I’m often asked where to purchase archival storage boxes, and I have to confess that I’m a great believer in not re-inventing the wheel. When I want to purchase something new, I look for recommendations from people I trust. I feel very comfortable purchasing archival suppliers from the same manufacturer who supplies The Library of Congress and The National Archives. And, I’m not just playing favorites because this same company was kind enough to sponsor my Preserving Keepsakes Workshop at the recent Southern California Genealogical Society Jamboree.
For at least 15 years, my go-to archival supplier has been Hollinger Metal Edge, with locations in Virginia and Southern California. Hollinger offers museum-quality archival products in all shapes and sizes, from photo to document to keepsake storage.
Those long rolled photos we’ve been working with are sometimes called “banquet photos,” presumably because so many images were made of convention and conference banquet attendees. Look for long shallow boxes called “Banquet Photo Storage” or “Group Photo Boxes.” You may have to order in quantities of three or more, so find a friend or someone in your genealogical society who will share an order with you.
Banquet Photo Boxes
Hollinger banquet boxes measure 24 x 12 1/2 x 2-inches and cost under $20 per box. Mylar protective sleeves and archival folders sized to fit individual prints are also available.
Other archival suppliers may offer similar storage boxes; just be careful to purchase true archival-quality containers. Look for acid-free, lignin free boxes.
You may not want to invest in archival boxes right now; maybe you’d like to find someone to split that order with you. Or, maybe you have only one or two prints and plan to have them framed in the near future.
A DIY archival folder will also protect your newly-flattened print from dust and light. You will need a sheet of heavy-weight archival board, about the weight of good card stock. Simply fold the board in half, and place your print inside. Use scrapbook tape to close the ends and store the folder on a shelf or on top of archival boxes. Be careful not to put items on top of the folder that might cause abrasions on the image, and plan to move the prints to more secure storage as soon as possible.
Archival board is often available at art supply and framing stores. Look for acid-free, lignin-free board.
Where to Store Your Banquet Photo Boxes
Family keepsakes benefit from kind storage. Place your boxes in a location where you live and the temperature is fairly constant — not too hot, or too cold. An empty closet or cupboard in your home is a good spot. Avoid humidity, dust, light, pests, and smoke or fumes.
For more ideas on locating your home archive and preserving different kinds of family treasures, check out my book How to Archive Family Keepsakes: Learn How to Preserve Family Photos, Memorabilia and Genealogy Records .

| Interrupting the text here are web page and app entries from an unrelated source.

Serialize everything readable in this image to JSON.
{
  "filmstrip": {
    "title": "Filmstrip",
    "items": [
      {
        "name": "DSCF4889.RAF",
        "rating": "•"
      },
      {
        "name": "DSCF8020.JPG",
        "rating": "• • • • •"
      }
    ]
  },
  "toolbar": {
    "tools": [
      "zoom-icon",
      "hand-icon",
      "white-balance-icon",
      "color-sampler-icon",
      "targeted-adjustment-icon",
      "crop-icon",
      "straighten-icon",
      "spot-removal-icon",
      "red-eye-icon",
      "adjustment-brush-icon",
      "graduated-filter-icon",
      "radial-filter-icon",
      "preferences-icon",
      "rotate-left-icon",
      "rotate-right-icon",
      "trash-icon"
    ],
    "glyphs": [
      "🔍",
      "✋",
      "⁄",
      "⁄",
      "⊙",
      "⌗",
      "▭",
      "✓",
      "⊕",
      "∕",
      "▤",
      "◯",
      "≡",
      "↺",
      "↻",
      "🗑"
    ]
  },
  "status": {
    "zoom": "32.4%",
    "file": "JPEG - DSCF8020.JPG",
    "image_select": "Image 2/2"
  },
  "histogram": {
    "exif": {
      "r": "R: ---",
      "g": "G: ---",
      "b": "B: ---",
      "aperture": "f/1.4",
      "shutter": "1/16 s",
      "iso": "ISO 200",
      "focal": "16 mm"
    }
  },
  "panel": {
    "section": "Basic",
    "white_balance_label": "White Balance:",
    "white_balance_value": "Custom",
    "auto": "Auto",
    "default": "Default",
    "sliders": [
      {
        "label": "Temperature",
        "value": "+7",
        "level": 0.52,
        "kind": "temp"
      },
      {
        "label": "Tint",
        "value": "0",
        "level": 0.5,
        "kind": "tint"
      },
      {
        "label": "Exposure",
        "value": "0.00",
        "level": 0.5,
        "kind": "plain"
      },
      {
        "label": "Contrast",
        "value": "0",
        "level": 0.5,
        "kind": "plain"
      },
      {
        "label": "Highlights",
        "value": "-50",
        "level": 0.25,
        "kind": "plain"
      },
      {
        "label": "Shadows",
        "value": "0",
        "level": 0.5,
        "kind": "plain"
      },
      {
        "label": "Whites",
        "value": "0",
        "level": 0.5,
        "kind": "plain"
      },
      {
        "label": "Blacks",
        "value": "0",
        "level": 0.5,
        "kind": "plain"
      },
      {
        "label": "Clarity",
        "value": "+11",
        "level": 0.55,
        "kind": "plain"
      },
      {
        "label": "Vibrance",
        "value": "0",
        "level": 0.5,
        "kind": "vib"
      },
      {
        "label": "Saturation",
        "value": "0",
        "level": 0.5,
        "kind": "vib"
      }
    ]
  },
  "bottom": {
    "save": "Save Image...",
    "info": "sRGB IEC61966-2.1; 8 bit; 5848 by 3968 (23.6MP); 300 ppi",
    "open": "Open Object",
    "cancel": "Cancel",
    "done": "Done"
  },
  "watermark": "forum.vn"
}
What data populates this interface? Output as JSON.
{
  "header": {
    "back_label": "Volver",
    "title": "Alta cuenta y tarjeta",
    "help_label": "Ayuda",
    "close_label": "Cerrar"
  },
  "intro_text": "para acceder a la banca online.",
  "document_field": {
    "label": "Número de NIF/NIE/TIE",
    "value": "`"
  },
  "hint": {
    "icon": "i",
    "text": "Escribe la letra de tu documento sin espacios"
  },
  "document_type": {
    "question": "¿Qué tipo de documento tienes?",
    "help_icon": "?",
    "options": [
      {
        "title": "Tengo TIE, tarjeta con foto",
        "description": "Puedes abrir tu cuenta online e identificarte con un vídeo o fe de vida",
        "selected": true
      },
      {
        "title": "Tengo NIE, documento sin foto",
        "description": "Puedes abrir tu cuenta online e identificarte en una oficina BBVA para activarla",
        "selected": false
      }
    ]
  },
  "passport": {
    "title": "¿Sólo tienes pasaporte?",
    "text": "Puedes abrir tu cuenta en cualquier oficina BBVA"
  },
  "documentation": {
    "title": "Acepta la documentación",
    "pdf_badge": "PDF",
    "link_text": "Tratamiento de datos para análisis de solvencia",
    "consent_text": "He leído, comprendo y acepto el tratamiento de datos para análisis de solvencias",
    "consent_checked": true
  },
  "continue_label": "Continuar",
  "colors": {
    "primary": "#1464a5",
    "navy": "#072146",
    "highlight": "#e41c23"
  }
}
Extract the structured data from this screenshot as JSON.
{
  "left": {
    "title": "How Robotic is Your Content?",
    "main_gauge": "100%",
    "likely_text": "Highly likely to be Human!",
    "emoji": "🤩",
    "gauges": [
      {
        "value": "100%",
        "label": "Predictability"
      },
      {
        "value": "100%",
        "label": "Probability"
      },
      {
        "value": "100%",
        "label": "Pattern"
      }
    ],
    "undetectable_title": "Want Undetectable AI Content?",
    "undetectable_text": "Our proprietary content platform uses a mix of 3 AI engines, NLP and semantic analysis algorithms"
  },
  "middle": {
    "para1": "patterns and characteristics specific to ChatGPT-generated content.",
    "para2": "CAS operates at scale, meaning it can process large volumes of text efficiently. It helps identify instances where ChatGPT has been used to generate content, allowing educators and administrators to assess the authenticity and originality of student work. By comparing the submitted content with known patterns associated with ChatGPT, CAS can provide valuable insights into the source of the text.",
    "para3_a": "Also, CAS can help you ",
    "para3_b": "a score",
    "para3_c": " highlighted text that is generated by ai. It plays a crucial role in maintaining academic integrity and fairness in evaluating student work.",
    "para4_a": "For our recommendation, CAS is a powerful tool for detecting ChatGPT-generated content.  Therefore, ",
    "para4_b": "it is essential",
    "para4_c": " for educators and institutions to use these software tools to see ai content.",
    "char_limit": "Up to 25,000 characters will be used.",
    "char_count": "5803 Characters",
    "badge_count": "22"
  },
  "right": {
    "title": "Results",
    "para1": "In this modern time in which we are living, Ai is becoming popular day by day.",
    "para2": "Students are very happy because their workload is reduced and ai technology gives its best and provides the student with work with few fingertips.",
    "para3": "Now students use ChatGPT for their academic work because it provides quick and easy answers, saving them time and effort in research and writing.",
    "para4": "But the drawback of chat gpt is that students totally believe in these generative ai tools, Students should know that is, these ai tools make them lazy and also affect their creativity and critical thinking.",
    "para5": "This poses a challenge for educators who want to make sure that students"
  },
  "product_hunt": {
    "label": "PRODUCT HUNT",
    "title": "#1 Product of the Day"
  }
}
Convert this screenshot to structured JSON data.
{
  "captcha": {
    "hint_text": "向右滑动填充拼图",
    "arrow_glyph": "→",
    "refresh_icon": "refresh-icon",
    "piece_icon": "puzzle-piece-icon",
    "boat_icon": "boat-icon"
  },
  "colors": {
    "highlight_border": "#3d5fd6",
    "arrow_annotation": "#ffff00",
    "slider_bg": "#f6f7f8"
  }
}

Official Disclosure: At my request, Hollinger Metal Edge provided an assortment of archival products for display and demonstration in my workshop at the 2013 SCGS Jamboree. I was not required to promote or endorse their products. I also recieve a small commision through sales at Amazon and Family Tree Books.